This may seem like somewhat of a long sentence; but to slightly re-word it, we understand that because of God’s own “glory and excellence,” He has given to us “precious and very great promises” so that through them we may become partakers of the divine nature…which he defines as our increasing sanctification (“life and godliness”).
God’s promises are a means to our sanctification! So, I’ll ask again, do you take note of God’s promises? His promises are peppered throughout the word and are His means to both teach and encourage us in perseverance. Perhaps one of the most called upon promises in the Bible is Romans 8:28: “And we know that for those who love God all things work together for good, for those who are called according to his purpose.” These words are given to us in the context of affliction and reassure us that our suffering is under the watchful and purposeful hand of a loving Father Who is working it for “good”, which is clarified n v.29 as being “conformed to the image of His Son.”

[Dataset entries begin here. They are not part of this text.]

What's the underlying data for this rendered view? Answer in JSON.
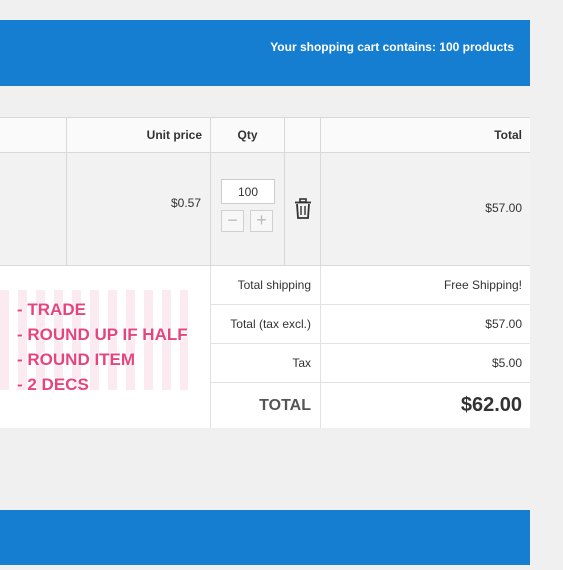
{
  "header": {
    "message": "Your shopping cart contains: 100 products"
  },
  "table": {
    "columns": {
      "unit_price": "Unit price",
      "qty": "Qty",
      "total": "Total"
    },
    "item": {
      "unit_price": "$0.57",
      "qty": "100",
      "total": "$57.00",
      "minus": "−",
      "plus": "+"
    },
    "summary": {
      "shipping_label": "Total shipping",
      "shipping_value": "Free Shipping!",
      "excl_label": "Total (tax excl.)",
      "excl_value": "$57.00",
      "tax_label": "Tax",
      "tax_value": "$5.00",
      "total_label": "TOTAL",
      "total_value": "$62.00"
    }
  },
  "annotation": {
    "lines": [
      "- TRADE",
      "- ROUND UP IF HALF",
      "- ROUND ITEM",
      "- 2 DECS"
    ],
    "color": "#e8447c"
  },
  "colors": {
    "banner": "#167ed1"
  }
}
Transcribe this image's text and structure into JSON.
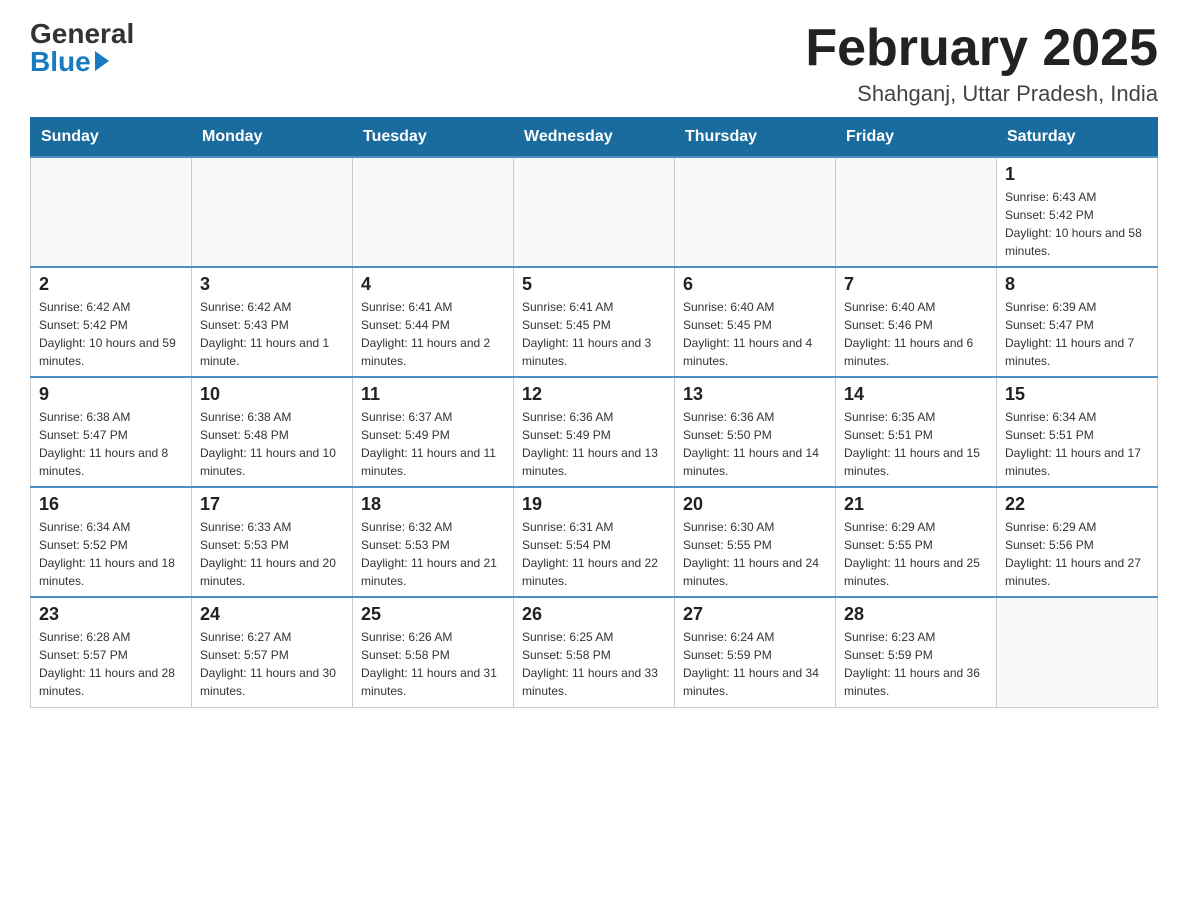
{
  "header": {
    "logo_general": "General",
    "logo_blue": "Blue",
    "month_title": "February 2025",
    "location": "Shahganj, Uttar Pradesh, India"
  },
  "weekdays": [
    "Sunday",
    "Monday",
    "Tuesday",
    "Wednesday",
    "Thursday",
    "Friday",
    "Saturday"
  ],
  "weeks": [
    [
      {
        "day": "",
        "sunrise": "",
        "sunset": "",
        "daylight": ""
      },
      {
        "day": "",
        "sunrise": "",
        "sunset": "",
        "daylight": ""
      },
      {
        "day": "",
        "sunrise": "",
        "sunset": "",
        "daylight": ""
      },
      {
        "day": "",
        "sunrise": "",
        "sunset": "",
        "daylight": ""
      },
      {
        "day": "",
        "sunrise": "",
        "sunset": "",
        "daylight": ""
      },
      {
        "day": "",
        "sunrise": "",
        "sunset": "",
        "daylight": ""
      },
      {
        "day": "1",
        "sunrise": "Sunrise: 6:43 AM",
        "sunset": "Sunset: 5:42 PM",
        "daylight": "Daylight: 10 hours and 58 minutes."
      }
    ],
    [
      {
        "day": "2",
        "sunrise": "Sunrise: 6:42 AM",
        "sunset": "Sunset: 5:42 PM",
        "daylight": "Daylight: 10 hours and 59 minutes."
      },
      {
        "day": "3",
        "sunrise": "Sunrise: 6:42 AM",
        "sunset": "Sunset: 5:43 PM",
        "daylight": "Daylight: 11 hours and 1 minute."
      },
      {
        "day": "4",
        "sunrise": "Sunrise: 6:41 AM",
        "sunset": "Sunset: 5:44 PM",
        "daylight": "Daylight: 11 hours and 2 minutes."
      },
      {
        "day": "5",
        "sunrise": "Sunrise: 6:41 AM",
        "sunset": "Sunset: 5:45 PM",
        "daylight": "Daylight: 11 hours and 3 minutes."
      },
      {
        "day": "6",
        "sunrise": "Sunrise: 6:40 AM",
        "sunset": "Sunset: 5:45 PM",
        "daylight": "Daylight: 11 hours and 4 minutes."
      },
      {
        "day": "7",
        "sunrise": "Sunrise: 6:40 AM",
        "sunset": "Sunset: 5:46 PM",
        "daylight": "Daylight: 11 hours and 6 minutes."
      },
      {
        "day": "8",
        "sunrise": "Sunrise: 6:39 AM",
        "sunset": "Sunset: 5:47 PM",
        "daylight": "Daylight: 11 hours and 7 minutes."
      }
    ],
    [
      {
        "day": "9",
        "sunrise": "Sunrise: 6:38 AM",
        "sunset": "Sunset: 5:47 PM",
        "daylight": "Daylight: 11 hours and 8 minutes."
      },
      {
        "day": "10",
        "sunrise": "Sunrise: 6:38 AM",
        "sunset": "Sunset: 5:48 PM",
        "daylight": "Daylight: 11 hours and 10 minutes."
      },
      {
        "day": "11",
        "sunrise": "Sunrise: 6:37 AM",
        "sunset": "Sunset: 5:49 PM",
        "daylight": "Daylight: 11 hours and 11 minutes."
      },
      {
        "day": "12",
        "sunrise": "Sunrise: 6:36 AM",
        "sunset": "Sunset: 5:49 PM",
        "daylight": "Daylight: 11 hours and 13 minutes."
      },
      {
        "day": "13",
        "sunrise": "Sunrise: 6:36 AM",
        "sunset": "Sunset: 5:50 PM",
        "daylight": "Daylight: 11 hours and 14 minutes."
      },
      {
        "day": "14",
        "sunrise": "Sunrise: 6:35 AM",
        "sunset": "Sunset: 5:51 PM",
        "daylight": "Daylight: 11 hours and 15 minutes."
      },
      {
        "day": "15",
        "sunrise": "Sunrise: 6:34 AM",
        "sunset": "Sunset: 5:51 PM",
        "daylight": "Daylight: 11 hours and 17 minutes."
      }
    ],
    [
      {
        "day": "16",
        "sunrise": "Sunrise: 6:34 AM",
        "sunset": "Sunset: 5:52 PM",
        "daylight": "Daylight: 11 hours and 18 minutes."
      },
      {
        "day": "17",
        "sunrise": "Sunrise: 6:33 AM",
        "sunset": "Sunset: 5:53 PM",
        "daylight": "Daylight: 11 hours and 20 minutes."
      },
      {
        "day": "18",
        "sunrise": "Sunrise: 6:32 AM",
        "sunset": "Sunset: 5:53 PM",
        "daylight": "Daylight: 11 hours and 21 minutes."
      },
      {
        "day": "19",
        "sunrise": "Sunrise: 6:31 AM",
        "sunset": "Sunset: 5:54 PM",
        "daylight": "Daylight: 11 hours and 22 minutes."
      },
      {
        "day": "20",
        "sunrise": "Sunrise: 6:30 AM",
        "sunset": "Sunset: 5:55 PM",
        "daylight": "Daylight: 11 hours and 24 minutes."
      },
      {
        "day": "21",
        "sunrise": "Sunrise: 6:29 AM",
        "sunset": "Sunset: 5:55 PM",
        "daylight": "Daylight: 11 hours and 25 minutes."
      },
      {
        "day": "22",
        "sunrise": "Sunrise: 6:29 AM",
        "sunset": "Sunset: 5:56 PM",
        "daylight": "Daylight: 11 hours and 27 minutes."
      }
    ],
    [
      {
        "day": "23",
        "sunrise": "Sunrise: 6:28 AM",
        "sunset": "Sunset: 5:57 PM",
        "daylight": "Daylight: 11 hours and 28 minutes."
      },
      {
        "day": "24",
        "sunrise": "Sunrise: 6:27 AM",
        "sunset": "Sunset: 5:57 PM",
        "daylight": "Daylight: 11 hours and 30 minutes."
      },
      {
        "day": "25",
        "sunrise": "Sunrise: 6:26 AM",
        "sunset": "Sunset: 5:58 PM",
        "daylight": "Daylight: 11 hours and 31 minutes."
      },
      {
        "day": "26",
        "sunrise": "Sunrise: 6:25 AM",
        "sunset": "Sunset: 5:58 PM",
        "daylight": "Daylight: 11 hours and 33 minutes."
      },
      {
        "day": "27",
        "sunrise": "Sunrise: 6:24 AM",
        "sunset": "Sunset: 5:59 PM",
        "daylight": "Daylight: 11 hours and 34 minutes."
      },
      {
        "day": "28",
        "sunrise": "Sunrise: 6:23 AM",
        "sunset": "Sunset: 5:59 PM",
        "daylight": "Daylight: 11 hours and 36 minutes."
      },
      {
        "day": "",
        "sunrise": "",
        "sunset": "",
        "daylight": ""
      }
    ]
  ]
}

Another clear Bible promise comes earlier in that chapter in v.13: “For if you live according to the flesh you will die, but if by the Spirit you put to death the deeds of the body, you will live.” In Logic 101, we may think of this as a conditional “if / then” statement carrying both a promise (“…if by the Spirit you put to death the deeds of the body, you will live.”) and a warning (“…if you live according to the flesh you will die…”). However, a warning is simply a promise with a result that we don’t like. God doesn’t give us these warnings to threaten us, but to help keep us on that straight and narrow path that leads to life. It is much like us telling our children, “Don’t touch that grill or you’ll get burnt!” or “Don’t run out in the street or you’ll get hit by a car!” We are not threatening our children, but warning them for their good. So even God’s warnings are a promise for our good!
God is our loving Father!